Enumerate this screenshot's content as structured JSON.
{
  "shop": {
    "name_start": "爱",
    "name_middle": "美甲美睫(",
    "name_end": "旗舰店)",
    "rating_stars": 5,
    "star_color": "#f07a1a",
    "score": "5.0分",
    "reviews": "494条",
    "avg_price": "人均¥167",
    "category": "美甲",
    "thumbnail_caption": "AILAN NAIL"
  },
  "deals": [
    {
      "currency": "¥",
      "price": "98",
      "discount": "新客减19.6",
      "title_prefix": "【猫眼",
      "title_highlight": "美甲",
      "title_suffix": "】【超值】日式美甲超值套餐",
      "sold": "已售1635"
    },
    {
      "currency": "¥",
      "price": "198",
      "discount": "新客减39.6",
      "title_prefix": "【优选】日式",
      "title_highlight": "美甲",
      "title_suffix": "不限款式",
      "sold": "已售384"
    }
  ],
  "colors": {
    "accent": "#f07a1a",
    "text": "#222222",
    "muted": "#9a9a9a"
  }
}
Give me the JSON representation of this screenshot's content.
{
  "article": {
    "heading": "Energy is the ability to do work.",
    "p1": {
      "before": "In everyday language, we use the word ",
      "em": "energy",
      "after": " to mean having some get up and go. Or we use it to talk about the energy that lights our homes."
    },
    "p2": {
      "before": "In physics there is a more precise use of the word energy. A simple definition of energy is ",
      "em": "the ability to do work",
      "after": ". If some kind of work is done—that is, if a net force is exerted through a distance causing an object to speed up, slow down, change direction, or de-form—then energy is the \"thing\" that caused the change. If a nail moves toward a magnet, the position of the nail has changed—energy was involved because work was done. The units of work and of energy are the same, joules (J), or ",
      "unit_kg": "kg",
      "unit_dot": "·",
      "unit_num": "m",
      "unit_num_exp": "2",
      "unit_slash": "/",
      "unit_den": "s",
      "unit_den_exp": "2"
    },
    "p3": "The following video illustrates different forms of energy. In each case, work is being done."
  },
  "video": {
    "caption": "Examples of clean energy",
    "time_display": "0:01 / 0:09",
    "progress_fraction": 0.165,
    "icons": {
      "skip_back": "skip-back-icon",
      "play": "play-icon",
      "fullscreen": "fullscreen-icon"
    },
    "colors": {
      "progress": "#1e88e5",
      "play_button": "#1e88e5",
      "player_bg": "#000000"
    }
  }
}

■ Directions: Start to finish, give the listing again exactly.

■ Result of the exercise:
Enumerate this screenshot's content as structured JSON.
{
  "shop": {
    "name_start": "爱",
    "name_middle": "美甲美睫(",
    "name_end": "旗舰店)",
    "rating_stars": 5,
    "star_color": "#f07a1a",
    "score": "5.0分",
    "reviews": "494条",
    "avg_price": "人均¥167",
    "category": "美甲",
    "thumbnail_caption": "AILAN NAIL"
  },
  "deals": [
    {
      "currency": "¥",
      "price": "98",
      "discount": "新客减19.6",
      "title_prefix": "【猫眼",
      "title_highlight": "美甲",
      "title_suffix": "】【超值】日式美甲超值套餐",
      "sold": "已售1635"
    },
    {
      "currency": "¥",
      "price": "198",
      "discount": "新客减39.6",
      "title_prefix": "【优选】日式",
      "title_highlight": "美甲",
      "title_suffix": "不限款式",
      "sold": "已售384"
    }
  ],
  "colors": {
    "accent": "#f07a1a",
    "text": "#222222",
    "muted": "#9a9a9a"
  }
}
Give me the JSON representation of this screenshot's content.
{
  "article": {
    "heading": "Energy is the ability to do work.",
    "p1": {
      "before": "In everyday language, we use the word ",
      "em": "energy",
      "after": " to mean having some get up and go. Or we use it to talk about the energy that lights our homes."
    },
    "p2": {
      "before": "In physics there is a more precise use of the word energy. A simple definition of energy is ",
      "em": "the ability to do work",
      "after": ". If some kind of work is done—that is, if a net force is exerted through a distance causing an object to speed up, slow down, change direction, or de-form—then energy is the \"thing\" that caused the change. If a nail moves toward a magnet, the position of the nail has changed—energy was involved because work was done. The units of work and of energy are the same, joules (J), or ",
      "unit_kg": "kg",
      "unit_dot": "·",
      "unit_num": "m",
      "unit_num_exp": "2",
      "unit_slash": "/",
      "unit_den": "s",
      "unit_den_exp": "2"
    },
    "p3": "The following video illustrates different forms of energy. In each case, work is being done."
  },
  "video": {
    "caption": "Examples of clean energy",
    "time_display": "0:01 / 0:09",
    "progress_fraction": 0.165,
    "icons": {
      "skip_back": "skip-back-icon",
      "play": "play-icon",
      "fullscreen": "fullscreen-icon"
    },
    "colors": {
      "progress": "#1e88e5",
      "play_button": "#1e88e5",
      "player_bg": "#000000"
    }
  }
}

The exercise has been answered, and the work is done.